Has content moved beyond awareness and vanity metrics to more lead generation and ROI attribution models?
I think it depends on the purpose, and it’s important to have clear goals and measure accordingly. When entering a new market or targeting a new audience, driving awareness and measuring that may be appropriate, with other types of marketing later turning that awareness into sales.
For deeper in the funnel content when the audience is already aware and you’re trying to get them interested in a specific product or service, lead generation and attribution may be more important.
Attribution is certainly more feasible than it was in the past using link tracking and deep linking technologies where you are able to track views and clicks.
What brands are doing it well and who isn’t doing it well?
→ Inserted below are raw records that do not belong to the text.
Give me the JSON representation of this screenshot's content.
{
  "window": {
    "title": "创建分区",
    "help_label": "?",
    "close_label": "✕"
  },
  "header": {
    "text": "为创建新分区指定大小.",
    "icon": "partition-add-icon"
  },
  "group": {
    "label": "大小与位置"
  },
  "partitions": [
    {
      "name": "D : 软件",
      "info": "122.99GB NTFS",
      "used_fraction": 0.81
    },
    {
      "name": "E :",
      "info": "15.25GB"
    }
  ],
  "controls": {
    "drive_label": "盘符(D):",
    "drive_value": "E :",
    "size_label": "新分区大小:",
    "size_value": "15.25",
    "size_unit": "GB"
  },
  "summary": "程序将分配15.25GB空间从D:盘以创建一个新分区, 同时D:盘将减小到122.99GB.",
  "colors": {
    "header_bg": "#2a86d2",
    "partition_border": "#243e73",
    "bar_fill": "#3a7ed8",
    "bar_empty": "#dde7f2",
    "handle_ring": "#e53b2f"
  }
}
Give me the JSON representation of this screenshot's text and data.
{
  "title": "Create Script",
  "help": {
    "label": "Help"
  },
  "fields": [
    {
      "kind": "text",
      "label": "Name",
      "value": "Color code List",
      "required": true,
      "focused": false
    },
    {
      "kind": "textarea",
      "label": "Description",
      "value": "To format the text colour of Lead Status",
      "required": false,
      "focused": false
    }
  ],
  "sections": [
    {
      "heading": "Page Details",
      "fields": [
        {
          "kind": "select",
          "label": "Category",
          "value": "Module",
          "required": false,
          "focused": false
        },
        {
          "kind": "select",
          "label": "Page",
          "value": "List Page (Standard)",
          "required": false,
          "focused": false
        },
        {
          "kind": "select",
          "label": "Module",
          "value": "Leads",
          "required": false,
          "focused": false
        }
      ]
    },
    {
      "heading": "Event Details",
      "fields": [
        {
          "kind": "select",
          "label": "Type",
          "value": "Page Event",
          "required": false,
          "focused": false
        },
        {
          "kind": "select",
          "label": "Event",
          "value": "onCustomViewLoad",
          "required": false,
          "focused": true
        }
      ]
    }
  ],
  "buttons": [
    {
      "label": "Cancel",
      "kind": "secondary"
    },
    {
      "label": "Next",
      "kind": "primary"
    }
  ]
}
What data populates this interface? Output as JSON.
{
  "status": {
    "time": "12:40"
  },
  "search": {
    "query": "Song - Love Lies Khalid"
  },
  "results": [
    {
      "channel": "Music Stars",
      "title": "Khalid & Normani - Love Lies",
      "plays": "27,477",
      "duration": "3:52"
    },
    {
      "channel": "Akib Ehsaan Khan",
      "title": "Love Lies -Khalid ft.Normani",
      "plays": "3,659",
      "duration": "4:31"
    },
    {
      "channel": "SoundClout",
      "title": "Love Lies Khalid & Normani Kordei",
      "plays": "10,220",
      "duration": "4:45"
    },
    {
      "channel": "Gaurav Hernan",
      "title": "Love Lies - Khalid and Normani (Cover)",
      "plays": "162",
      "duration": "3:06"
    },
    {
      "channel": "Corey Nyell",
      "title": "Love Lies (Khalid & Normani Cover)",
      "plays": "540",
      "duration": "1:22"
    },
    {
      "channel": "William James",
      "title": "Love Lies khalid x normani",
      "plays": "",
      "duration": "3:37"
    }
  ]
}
Brands that are serious about providing value and developing long term relationships are generally doing better. I still see a fair number of listicles and content that lacks real substance or has too much of a sales pitch. And of course, anyone using data in their content needs to strictly respect privacy, and share only aggregated, de-identified information.
Can you quantify the importance of video and voice over the coming years?
While I don’t think video and voice will ever replace text-based content, video and voice are exciting new avenues to reach audiences. There’s just something about hearing in someone’s own voice, or seeing something in action.
We’ve been experimenting with voice at Strava, launching a podcast called Athletes Unfiltered this year. The podcast shares stories from a diverse group of athletes with their triumphs and struggles laid bare. We see this as another way to connect with current and potential Strava athletes, and inspire them to get out, be active, persevere, and achieve their personal best.
Read more from Bureau‘s eight-part content marketing series here.